### Excerpted records
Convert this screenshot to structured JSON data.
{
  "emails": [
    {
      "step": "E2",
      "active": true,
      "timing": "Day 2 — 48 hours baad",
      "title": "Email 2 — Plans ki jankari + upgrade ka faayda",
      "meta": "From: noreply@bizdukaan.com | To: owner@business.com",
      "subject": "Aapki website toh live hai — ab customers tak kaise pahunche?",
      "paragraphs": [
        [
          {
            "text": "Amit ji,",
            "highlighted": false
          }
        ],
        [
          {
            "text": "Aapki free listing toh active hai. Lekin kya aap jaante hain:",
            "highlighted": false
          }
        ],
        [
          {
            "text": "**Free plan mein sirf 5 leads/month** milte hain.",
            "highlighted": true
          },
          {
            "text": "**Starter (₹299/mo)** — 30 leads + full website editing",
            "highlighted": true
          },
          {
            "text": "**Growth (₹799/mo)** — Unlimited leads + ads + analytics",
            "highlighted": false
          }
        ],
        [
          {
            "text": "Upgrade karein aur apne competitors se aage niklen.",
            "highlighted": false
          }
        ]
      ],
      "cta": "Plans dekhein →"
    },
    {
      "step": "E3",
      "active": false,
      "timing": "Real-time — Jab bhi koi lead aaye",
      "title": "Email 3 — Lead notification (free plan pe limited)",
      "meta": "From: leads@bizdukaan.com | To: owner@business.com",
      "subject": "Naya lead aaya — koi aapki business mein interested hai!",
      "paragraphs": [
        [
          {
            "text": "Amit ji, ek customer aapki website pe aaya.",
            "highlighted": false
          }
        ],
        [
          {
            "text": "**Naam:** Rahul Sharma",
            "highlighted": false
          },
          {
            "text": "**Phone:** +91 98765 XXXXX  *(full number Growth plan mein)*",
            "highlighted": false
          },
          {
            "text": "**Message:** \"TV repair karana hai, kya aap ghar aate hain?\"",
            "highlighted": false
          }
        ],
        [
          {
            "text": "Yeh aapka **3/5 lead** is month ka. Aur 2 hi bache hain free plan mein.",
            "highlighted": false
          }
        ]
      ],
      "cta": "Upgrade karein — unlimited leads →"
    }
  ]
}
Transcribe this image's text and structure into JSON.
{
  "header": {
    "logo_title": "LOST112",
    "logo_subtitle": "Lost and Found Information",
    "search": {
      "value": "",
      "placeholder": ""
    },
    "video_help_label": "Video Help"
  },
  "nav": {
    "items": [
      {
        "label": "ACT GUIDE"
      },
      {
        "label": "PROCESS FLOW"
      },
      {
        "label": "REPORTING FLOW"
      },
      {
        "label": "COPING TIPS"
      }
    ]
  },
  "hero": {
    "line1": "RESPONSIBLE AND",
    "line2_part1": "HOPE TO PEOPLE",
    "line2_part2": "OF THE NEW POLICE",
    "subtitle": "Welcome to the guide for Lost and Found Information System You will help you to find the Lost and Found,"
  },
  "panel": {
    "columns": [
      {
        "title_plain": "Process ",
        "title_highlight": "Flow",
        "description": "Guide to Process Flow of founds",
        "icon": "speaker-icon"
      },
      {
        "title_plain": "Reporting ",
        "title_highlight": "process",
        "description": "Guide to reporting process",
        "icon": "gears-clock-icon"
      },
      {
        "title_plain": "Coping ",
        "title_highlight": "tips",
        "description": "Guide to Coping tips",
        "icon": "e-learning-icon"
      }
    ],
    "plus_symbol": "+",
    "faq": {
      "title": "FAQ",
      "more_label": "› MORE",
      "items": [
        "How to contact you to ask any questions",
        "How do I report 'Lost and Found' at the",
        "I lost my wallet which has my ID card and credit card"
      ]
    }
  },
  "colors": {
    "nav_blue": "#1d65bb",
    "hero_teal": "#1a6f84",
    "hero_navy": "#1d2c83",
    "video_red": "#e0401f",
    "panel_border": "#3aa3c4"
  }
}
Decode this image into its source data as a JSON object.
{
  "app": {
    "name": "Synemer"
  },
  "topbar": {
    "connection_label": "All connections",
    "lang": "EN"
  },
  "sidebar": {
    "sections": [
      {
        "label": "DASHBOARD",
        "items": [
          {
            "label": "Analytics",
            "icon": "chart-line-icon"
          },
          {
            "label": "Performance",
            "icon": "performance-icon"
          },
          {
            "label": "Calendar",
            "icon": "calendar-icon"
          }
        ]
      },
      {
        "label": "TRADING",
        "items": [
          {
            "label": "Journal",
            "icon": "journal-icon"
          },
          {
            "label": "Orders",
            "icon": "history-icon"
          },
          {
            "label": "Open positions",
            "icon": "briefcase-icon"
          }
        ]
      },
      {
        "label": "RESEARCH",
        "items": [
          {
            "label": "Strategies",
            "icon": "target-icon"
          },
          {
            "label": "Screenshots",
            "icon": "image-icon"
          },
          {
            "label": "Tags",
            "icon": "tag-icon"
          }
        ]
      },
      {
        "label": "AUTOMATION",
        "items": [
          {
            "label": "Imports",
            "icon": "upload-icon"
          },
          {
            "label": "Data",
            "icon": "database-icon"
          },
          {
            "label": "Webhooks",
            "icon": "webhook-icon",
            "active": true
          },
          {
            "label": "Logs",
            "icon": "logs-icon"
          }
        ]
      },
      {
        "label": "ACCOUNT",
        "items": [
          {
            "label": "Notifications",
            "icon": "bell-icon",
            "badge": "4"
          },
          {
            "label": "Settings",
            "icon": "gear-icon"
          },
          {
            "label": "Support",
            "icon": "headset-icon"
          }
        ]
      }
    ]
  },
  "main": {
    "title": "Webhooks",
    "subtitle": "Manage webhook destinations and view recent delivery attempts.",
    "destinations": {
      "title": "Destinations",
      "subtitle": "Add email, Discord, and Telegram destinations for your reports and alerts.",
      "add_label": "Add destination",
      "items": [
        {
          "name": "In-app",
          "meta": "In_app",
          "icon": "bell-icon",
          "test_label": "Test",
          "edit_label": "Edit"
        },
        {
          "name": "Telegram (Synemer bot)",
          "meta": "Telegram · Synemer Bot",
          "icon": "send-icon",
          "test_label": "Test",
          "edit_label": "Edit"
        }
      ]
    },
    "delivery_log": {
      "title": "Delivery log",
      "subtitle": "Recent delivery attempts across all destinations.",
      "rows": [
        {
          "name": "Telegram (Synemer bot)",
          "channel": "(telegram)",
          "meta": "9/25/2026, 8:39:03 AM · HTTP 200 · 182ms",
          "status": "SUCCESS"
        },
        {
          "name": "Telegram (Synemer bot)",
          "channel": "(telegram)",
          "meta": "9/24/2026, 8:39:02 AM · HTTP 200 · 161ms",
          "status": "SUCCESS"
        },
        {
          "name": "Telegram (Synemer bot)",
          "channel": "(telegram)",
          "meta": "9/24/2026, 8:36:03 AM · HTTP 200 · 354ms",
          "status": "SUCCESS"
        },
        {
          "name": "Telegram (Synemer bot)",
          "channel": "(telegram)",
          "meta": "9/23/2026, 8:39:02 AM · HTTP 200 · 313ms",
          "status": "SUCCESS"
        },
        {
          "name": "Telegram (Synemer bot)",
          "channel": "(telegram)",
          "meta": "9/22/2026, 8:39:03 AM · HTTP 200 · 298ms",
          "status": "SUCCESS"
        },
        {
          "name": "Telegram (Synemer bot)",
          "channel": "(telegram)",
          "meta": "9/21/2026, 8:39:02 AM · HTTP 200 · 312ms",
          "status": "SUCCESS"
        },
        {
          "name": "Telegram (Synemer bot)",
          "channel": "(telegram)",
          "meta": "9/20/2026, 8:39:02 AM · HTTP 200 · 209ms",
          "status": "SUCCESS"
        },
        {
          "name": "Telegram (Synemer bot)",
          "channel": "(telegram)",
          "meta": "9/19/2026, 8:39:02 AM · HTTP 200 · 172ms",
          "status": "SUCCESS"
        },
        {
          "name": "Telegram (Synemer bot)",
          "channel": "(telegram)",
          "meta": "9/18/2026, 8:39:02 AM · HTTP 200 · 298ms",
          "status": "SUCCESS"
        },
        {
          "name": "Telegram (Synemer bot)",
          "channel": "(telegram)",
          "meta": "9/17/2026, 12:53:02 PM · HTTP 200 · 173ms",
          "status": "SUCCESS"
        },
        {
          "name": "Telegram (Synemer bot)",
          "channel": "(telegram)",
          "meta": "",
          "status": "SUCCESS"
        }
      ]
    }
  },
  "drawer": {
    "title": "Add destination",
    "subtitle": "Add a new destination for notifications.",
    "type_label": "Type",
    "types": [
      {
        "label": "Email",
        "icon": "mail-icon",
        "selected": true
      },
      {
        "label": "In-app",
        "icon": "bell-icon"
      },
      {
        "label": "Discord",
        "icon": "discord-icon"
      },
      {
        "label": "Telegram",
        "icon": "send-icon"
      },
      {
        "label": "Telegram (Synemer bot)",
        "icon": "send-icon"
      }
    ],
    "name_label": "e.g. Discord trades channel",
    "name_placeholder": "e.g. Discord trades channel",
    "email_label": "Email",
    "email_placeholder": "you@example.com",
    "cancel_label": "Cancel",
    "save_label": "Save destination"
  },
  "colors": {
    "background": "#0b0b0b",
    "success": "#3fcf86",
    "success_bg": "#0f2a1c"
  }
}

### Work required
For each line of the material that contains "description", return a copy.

### Exercise solution
        "description": "Guide to Process Flow of founds",
        "description": "Guide to reporting process",
        "description": "Guide to Coping tips",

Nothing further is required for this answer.